Leading Albanian investment fund looks to Italian firm for help
DANIEL J. WAKIN
Feb. 19, 1997
ROME (AP) _ When an Albanian conglomerate caught up in the country's investment-fund crisis sought help, it looked across the Adriatic Sea to a small accounting firm near Naples.
The move by VEFA Holding was a reminder of the interest _ both economic and political _ that Italy, Albania's main trading partner, has in the turmoil that has roiled the poorest nation in Europe.
Italy's police and coast guard turn back scores of would-be Albanian immigrants practically every week.
The government fears another influx like the tens of thousands of Albanians _ inspired by images of prosperity on Italian television _ who clung to ferries or homemade rafts in 1991 trying to make it ashore. Most were sent home.
The government also is concerned about drug-trafficking, cigarette-smuggling and prostitution rings that allegedly involve both Italian and Albanian organized crime.

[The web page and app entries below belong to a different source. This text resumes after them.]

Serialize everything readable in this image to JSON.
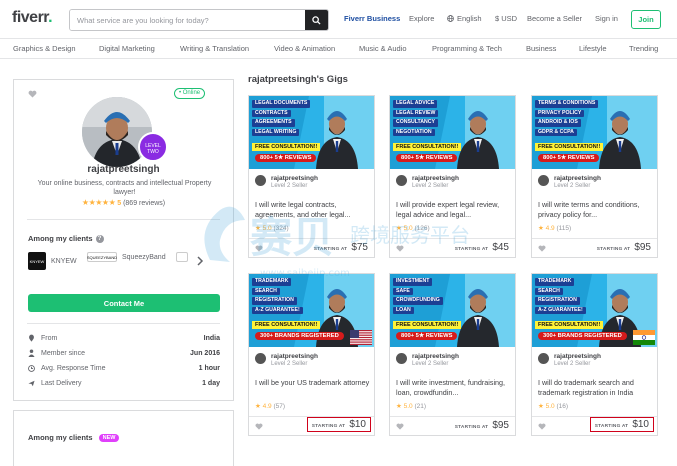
{
  "header": {
    "logo": "fiverr",
    "logo_dot": ".",
    "search_placeholder": "What service are you looking for today?",
    "business": "Fiverr Business",
    "explore": "Explore",
    "language": "English",
    "currency": "$ USD",
    "become_seller": "Become a Seller",
    "sign_in": "Sign in",
    "join": "Join"
  },
  "categories": [
    "Graphics & Design",
    "Digital Marketing",
    "Writing & Translation",
    "Video & Animation",
    "Music & Audio",
    "Programming & Tech",
    "Business",
    "Lifestyle",
    "Trending"
  ],
  "profile": {
    "online": "• Online",
    "level_line1": "LEVEL",
    "level_line2": "TWO",
    "username": "rajatpreetsingh",
    "tagline": "Your online business, contracts and intellectual Property lawyer!",
    "stars": "★★★★★",
    "rating": "5",
    "reviews": "(869 reviews)",
    "clients_title": "Among my clients",
    "clients": [
      {
        "logo": "KNYEW",
        "name": "KNYEW"
      },
      {
        "logo": "SQUEEZYBAND",
        "name": "SqueezyBand"
      }
    ],
    "contact": "Contact Me",
    "stats": [
      {
        "label": "From",
        "value": "India"
      },
      {
        "label": "Member since",
        "value": "Jun 2016"
      },
      {
        "label": "Avg. Response Time",
        "value": "1 hour"
      },
      {
        "label": "Last Delivery",
        "value": "1 day"
      }
    ],
    "clients_title_2": "Among my clients",
    "new_badge": "NEW"
  },
  "gigs_title": "rajatpreetsingh's Gigs",
  "gigs": [
    {
      "ribbons": [
        "LEGAL DOCUMENTS",
        "CONTRACTS",
        "AGREEMENTS",
        "LEGAL WRITING"
      ],
      "consult": "FREE CONSULTATION!!",
      "badge": "800+ 5★ REVIEWS",
      "seller": "rajatpreetsingh",
      "level": "Level 2 Seller",
      "title": "I will write legal contracts, agreements, and other legal...",
      "rating": "★ 5.0",
      "count": "(324)",
      "starting": "STARTING AT",
      "price": "$75",
      "highlight": false,
      "flag": ""
    },
    {
      "ribbons": [
        "LEGAL ADVICE",
        "LEGAL REVIEW",
        "CONSULTANCY",
        "NEGOTIATION"
      ],
      "consult": "FREE CONSULTATION!!",
      "badge": "800+ 5★ REVIEWS",
      "seller": "rajatpreetsingh",
      "level": "Level 2 Seller",
      "title": "I will provide expert legal review, legal advice and legal...",
      "rating": "★ 5.0",
      "count": "(126)",
      "starting": "STARTING AT",
      "price": "$45",
      "highlight": false,
      "flag": ""
    },
    {
      "ribbons": [
        "TERMS & CONDITIONS",
        "PRIVACY POLICY",
        "ANDROID & IOS",
        "GDPR & CCPA"
      ],
      "consult": "FREE CONSULTATION!!",
      "badge": "800+ 5★ REVIEWS",
      "seller": "rajatpreetsingh",
      "level": "Level 2 Seller",
      "title": "I will write terms and conditions, privacy policy for...",
      "rating": "★ 4.9",
      "count": "(115)",
      "starting": "STARTING AT",
      "price": "$95",
      "highlight": false,
      "flag": ""
    },
    {
      "ribbons": [
        "TRADEMARK",
        "SEARCH",
        "REGISTRATION",
        "A-Z GUARANTEE!"
      ],
      "consult": "FREE CONSULTATION!!",
      "badge": "300+ BRANDS REGISTERED",
      "seller": "rajatpreetsingh",
      "level": "Level 2 Seller",
      "title": "I will be your US trademark attorney",
      "rating": "★ 4.9",
      "count": "(57)",
      "starting": "STARTING AT",
      "price": "$10",
      "highlight": true,
      "flag": "us"
    },
    {
      "ribbons": [
        "INVESTMENT",
        "SAFE",
        "CROWDFUNDING",
        "LOAN"
      ],
      "consult": "FREE CONSULTATION!!",
      "badge": "800+ 5★ REVIEWS",
      "seller": "rajatpreetsingh",
      "level": "Level 2 Seller",
      "title": "I will write investment, fundraising, loan, crowdfundin...",
      "rating": "★ 5.0",
      "count": "(21)",
      "starting": "STARTING AT",
      "price": "$95",
      "highlight": false,
      "flag": ""
    },
    {
      "ribbons": [
        "TRADEMARK",
        "SEARCH",
        "REGISTRATION",
        "A-Z GUARANTEE!"
      ],
      "consult": "FREE CONSULTATION!!",
      "badge": "300+ BRANDS REGISTERED",
      "seller": "rajatpreetsingh",
      "level": "Level 2 Seller",
      "title": "I will do trademark search and trademark registration in India",
      "rating": "★ 5.0",
      "count": "(16)",
      "starting": "STARTING AT",
      "price": "$10",
      "highlight": true,
      "flag": "in"
    }
  ],
  "watermark": {
    "main": "赛贝",
    "secondary": "跨境服务平台",
    "url": "www.saibeiip.com"
  },
  "colors": {
    "brand": "#1dbf73",
    "star": "#ffb33e",
    "highlight": "#d0021b",
    "business": "#1c4da1"
  }
}
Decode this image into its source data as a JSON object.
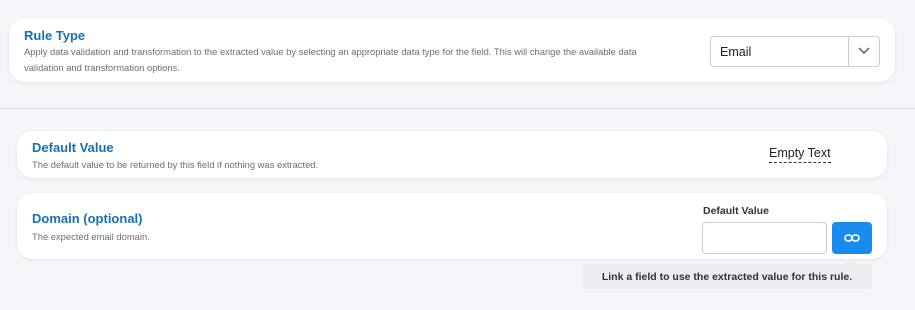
{
  "rule_type": {
    "title": "Rule Type",
    "description": "Apply data validation and transformation to the extracted value by selecting an appropriate data type for the field. This will change the available data validation and transformation options.",
    "select_value": "Email"
  },
  "default_value": {
    "title": "Default Value",
    "description": "The default value to be returned by this field if nothing was extracted.",
    "value": "Empty Text"
  },
  "domain": {
    "title": "Domain (optional)",
    "description": "The expected email domain.",
    "field_label": "Default Value",
    "input_value": "",
    "link_icon": "link-icon",
    "tooltip": "Link a field to use the extracted value for this rule."
  },
  "colors": {
    "title": "#1572b6",
    "accent_button": "#1a8cf0",
    "background": "#f5f6f9"
  }
}
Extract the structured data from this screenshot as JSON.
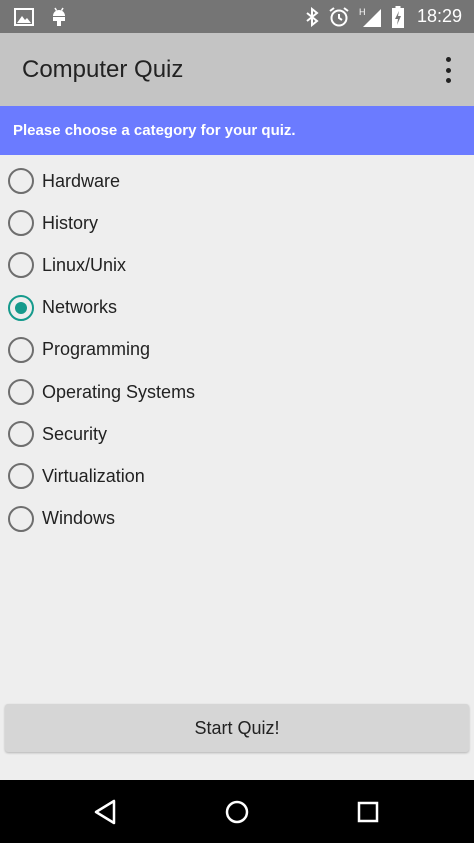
{
  "status_bar": {
    "time": "18:29",
    "network_type": "H",
    "icons": [
      "image-icon",
      "android-debug-icon",
      "bluetooth-icon",
      "alarm-icon",
      "signal-icon",
      "battery-charging-icon"
    ]
  },
  "app_bar": {
    "title": "Computer Quiz",
    "menu_icon": "overflow-menu-icon"
  },
  "banner": {
    "text": "Please choose a category for your quiz."
  },
  "categories": {
    "items": [
      {
        "label": "Hardware",
        "selected": false
      },
      {
        "label": "History",
        "selected": false
      },
      {
        "label": "Linux/Unix",
        "selected": false
      },
      {
        "label": "Networks",
        "selected": true
      },
      {
        "label": "Programming",
        "selected": false
      },
      {
        "label": "Operating Systems",
        "selected": false
      },
      {
        "label": "Security",
        "selected": false
      },
      {
        "label": "Virtualization",
        "selected": false
      },
      {
        "label": "Windows",
        "selected": false
      }
    ]
  },
  "start_button": {
    "label": "Start Quiz!"
  },
  "nav_bar": {
    "icons": [
      "back-icon",
      "home-icon",
      "recents-icon"
    ]
  },
  "colors": {
    "status_bar": "#757575",
    "app_bar": "#c4c4c4",
    "banner": "#6b7bff",
    "accent": "#159a8c",
    "background": "#eeeeee"
  }
}
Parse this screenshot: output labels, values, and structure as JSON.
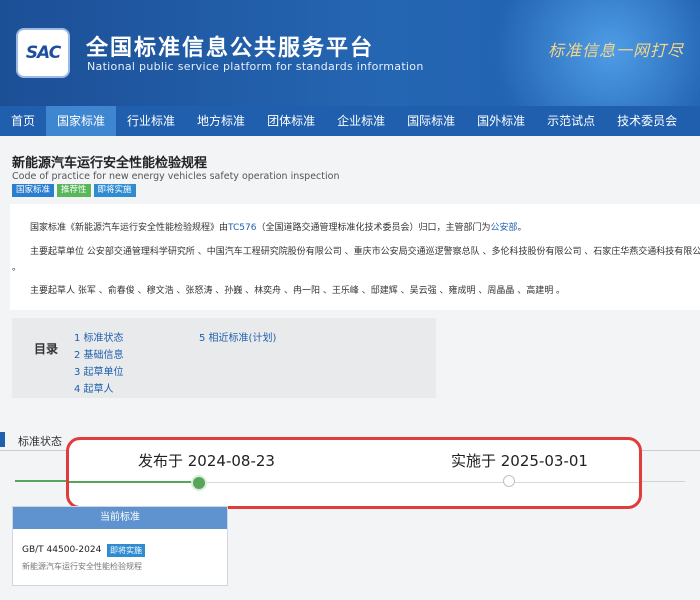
{
  "header": {
    "logo_text": "SAC",
    "site_title": "全国标准信息公共服务平台",
    "site_subtitle": "National public service platform  for standards information",
    "slogan": "标准信息一网打尽"
  },
  "nav": {
    "items": [
      "首页",
      "国家标准",
      "行业标准",
      "地方标准",
      "团体标准",
      "企业标准",
      "国际标准",
      "国外标准",
      "示范试点",
      "技术委员会"
    ],
    "active_index": 1
  },
  "standard": {
    "title_cn": "新能源汽车运行安全性能检验规程",
    "title_en": "Code of practice for new energy vehicles safety operation inspection",
    "badges": [
      "国家标准",
      "推荐性",
      "即将实施"
    ]
  },
  "info": {
    "line1_prefix": "国家标准《新能源汽车运行安全性能检验规程》由",
    "line1_tc": "TC576",
    "line1_mid": "（全国道路交通管理标准化技术委员会）归口，主管部门为",
    "line1_dept": "公安部",
    "line1_end": "。",
    "drafting_units": "主要起草单位 公安部交通管理科学研究所 、中国汽车工程研究院股份有限公司 、重庆市公安局交通巡逻警察总队 、多伦科技股份有限公司 、石家庄华燕交通科技有限公司",
    "drafting_units_end": "。",
    "drafters": "主要起草人 张军 、俞春俊 、穆文浩 、张怒涛 、孙巍 、林奕舟 、冉一阳 、王乐峰 、邸建辉 、吴云强 、雍成明 、周晶晶 、高建明 。"
  },
  "toc": {
    "label": "目录",
    "items": [
      "1  标准状态",
      "2  基础信息",
      "3  起草单位",
      "4  起草人",
      "5  相近标准(计划)"
    ]
  },
  "status_section": {
    "title": "标准状态"
  },
  "timeline": {
    "published": "发布于 2024-08-23",
    "implemented": "实施于 2025-03-01"
  },
  "current_card": {
    "header": "当前标准",
    "code": "GB/T 44500-2024",
    "badge": "即将实施",
    "name": "新能源汽车运行安全性能检验规程"
  },
  "colors": {
    "header_blue": "#1f5fae",
    "highlight_border": "#e23b3b",
    "progress_green": "#5aa35a"
  }
}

Italian officials have cited possible mob connections to the latest Albanian crisis, in which hundreds of thousands of Albanians lost their savings to pyramid schemes.
The losses have led to rioting around Albania as the funds stopped paying interest and collapsed.
VEFA operates one of the biggest investment funds, which still functions despite assertions by economists that it is at least partly based on a pyramid system like the failed companies. It now pays out only 2.5 percent in interest, down from 10 percent.
Today, representatives of Cecere and Caputo, an accounting firm in the town of Aversa near Naples, head to the Albanian capital of Tirana to examine VEFA's books.
A consultant for the firm, Gianni Capizzi, said he was leading a seven-member team assigned to restructure VEFA, which is controlled by Vehbi Alimucaj, a former army sergeant with no economic training.
The first step will be ``to give a hand to Mr. Alimucaj to understand what he even has,'' Capizzi said by telephone. He said he had no reason to believe that VEFA operated in an illegal way.
Cecere and Caputo was the subject of a story in Tuesday's Il Messaggero of Rome, which reported the brother of deceased founder Gennaro Cecere has been arrested on Mafia association charges.
Capizzi said the brother had no connection with the firm, calling the case ``absolutely extraneous.''
Nicola Caputo, the other principal in the Italian firm, has met Alimucaj several times while on business in Albania, Capizzi said.
The stakes are high for VEFA.
Because of its size and government links, the 5-year-old VEFA has drawn extra scrutiny and has been held up as a model of post-Communist free enterprise in Albania. If it fails, that concept could be heavily discredited in the minds of many Albanians.
In Albania, it has extensive holdings: factories, supermarkets, a mine, tourist centers and a helicopter fleet. VEFA also operates in Italy, running a ferry service from Durres, Albania.
The trade goes both ways. About 500 to 600 Italian companies _ mainly textile and shoe firms _ invest in Albania, for a total of $110 million to $120 million, according to Italy's Foreign Commerce Institute.